"With Tropical Storm Bonnie heading into the Gulf of Mexico and expected to kick up high waves and winds near the Deepwater Horizon oil spill site this weekend, crews on Thursday began disconnecting the rigs drilling two relief wells in the Gulf, effectively delaying the effort to permanently plug the blown-out Macondo well by nearly two weeks. Late Thursday, the federal government ordered dozens of ships to evacuate the spill site."
"Two environmental groups sued the U.S. Environmental Protection Agency on Thursday, demanding that the federal government decide whether to ban a widely used pesticide that has been linked to illnesses, including asthma and developmental problems such as attention deficit disorder."
"A federal judge on Wednesday stopped companies from developing oil and gas wells on billions of dollars in leases off Alaska's northwest coast, saying the federal government failed to follow environmental law before it sold the drilling rights."
While federal rules have drastically cut use of asbestos in the U.S., the legacy of decades of use is still killing Americans. As many as 10,000 die of asbestos-related illness each year. Are scientists being paid to bring fraudulent science into court by companies who hope to limit their liability?
"Three out of every four lobbyists who represent oil and gas companies previously worked in the federal government, a proportion that far exceeds the usual revolving-door standards on Capitol Hill, a Washington Post analysis shows."

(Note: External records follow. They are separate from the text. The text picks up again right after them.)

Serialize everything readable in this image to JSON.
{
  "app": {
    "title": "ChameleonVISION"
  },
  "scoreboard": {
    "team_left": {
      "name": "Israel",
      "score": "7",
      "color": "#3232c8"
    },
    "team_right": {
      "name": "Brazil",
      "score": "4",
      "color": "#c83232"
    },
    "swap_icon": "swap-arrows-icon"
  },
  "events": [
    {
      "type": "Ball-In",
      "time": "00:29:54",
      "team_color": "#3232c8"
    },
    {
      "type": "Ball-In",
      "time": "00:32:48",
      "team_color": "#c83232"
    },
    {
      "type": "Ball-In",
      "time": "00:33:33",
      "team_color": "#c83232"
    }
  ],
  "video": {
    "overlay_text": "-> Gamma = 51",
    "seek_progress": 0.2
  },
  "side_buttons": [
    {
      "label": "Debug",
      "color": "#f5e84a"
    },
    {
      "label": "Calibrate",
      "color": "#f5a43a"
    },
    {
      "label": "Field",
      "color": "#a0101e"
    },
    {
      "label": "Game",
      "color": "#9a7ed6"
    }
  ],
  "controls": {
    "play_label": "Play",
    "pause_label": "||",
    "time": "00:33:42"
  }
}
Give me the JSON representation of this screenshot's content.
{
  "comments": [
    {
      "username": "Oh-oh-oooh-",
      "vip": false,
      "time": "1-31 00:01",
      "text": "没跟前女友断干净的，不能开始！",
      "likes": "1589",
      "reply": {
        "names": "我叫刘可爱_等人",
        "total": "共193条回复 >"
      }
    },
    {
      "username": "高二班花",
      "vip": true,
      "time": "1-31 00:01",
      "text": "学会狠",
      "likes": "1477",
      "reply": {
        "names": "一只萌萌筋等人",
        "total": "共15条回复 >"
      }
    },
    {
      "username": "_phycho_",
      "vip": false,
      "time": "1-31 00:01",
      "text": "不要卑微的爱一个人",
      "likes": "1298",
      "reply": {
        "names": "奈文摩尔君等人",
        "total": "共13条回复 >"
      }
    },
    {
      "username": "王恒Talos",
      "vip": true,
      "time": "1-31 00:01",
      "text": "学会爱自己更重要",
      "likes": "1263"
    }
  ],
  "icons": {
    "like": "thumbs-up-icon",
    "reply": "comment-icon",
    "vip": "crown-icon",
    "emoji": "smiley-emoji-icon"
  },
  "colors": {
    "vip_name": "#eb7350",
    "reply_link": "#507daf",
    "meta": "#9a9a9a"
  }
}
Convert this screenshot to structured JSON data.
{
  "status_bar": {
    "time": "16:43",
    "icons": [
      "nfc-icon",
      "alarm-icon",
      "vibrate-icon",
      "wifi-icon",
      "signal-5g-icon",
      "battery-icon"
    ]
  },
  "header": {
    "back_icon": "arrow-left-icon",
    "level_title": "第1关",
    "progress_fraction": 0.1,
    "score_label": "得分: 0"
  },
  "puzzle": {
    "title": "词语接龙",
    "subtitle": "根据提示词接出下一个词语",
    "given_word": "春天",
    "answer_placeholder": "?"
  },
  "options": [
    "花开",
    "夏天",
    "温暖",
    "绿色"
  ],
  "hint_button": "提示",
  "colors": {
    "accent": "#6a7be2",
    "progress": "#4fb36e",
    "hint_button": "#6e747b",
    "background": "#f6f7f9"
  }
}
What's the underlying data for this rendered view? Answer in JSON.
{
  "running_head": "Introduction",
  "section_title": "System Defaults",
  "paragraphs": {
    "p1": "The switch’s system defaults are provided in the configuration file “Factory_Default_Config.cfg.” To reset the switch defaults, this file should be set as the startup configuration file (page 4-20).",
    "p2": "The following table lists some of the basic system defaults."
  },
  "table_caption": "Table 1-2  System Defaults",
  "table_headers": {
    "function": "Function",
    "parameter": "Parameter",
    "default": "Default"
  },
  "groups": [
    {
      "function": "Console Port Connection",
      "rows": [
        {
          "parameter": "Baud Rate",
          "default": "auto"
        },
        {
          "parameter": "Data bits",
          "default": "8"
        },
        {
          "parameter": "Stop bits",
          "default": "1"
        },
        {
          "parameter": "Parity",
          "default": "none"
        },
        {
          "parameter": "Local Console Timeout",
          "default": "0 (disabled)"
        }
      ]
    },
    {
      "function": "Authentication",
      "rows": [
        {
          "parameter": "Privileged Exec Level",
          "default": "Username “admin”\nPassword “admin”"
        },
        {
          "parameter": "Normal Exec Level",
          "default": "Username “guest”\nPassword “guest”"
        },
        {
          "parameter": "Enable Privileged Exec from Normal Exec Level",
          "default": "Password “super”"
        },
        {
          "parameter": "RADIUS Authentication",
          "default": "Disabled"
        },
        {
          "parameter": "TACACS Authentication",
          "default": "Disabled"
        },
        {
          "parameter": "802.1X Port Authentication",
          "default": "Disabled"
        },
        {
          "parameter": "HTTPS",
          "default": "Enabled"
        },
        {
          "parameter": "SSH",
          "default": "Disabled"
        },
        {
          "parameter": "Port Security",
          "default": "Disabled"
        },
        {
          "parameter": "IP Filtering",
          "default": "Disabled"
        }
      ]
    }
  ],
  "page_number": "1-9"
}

"A confidential survey of workers on the Deepwater Horizon in the weeks before the oil rig exploded showed that many of them were concerned about safety practices and feared reprisals if they reported mistakes or other problems." Key equipment, such as the failed blowout preventer, had not been inspected in nearly a decade.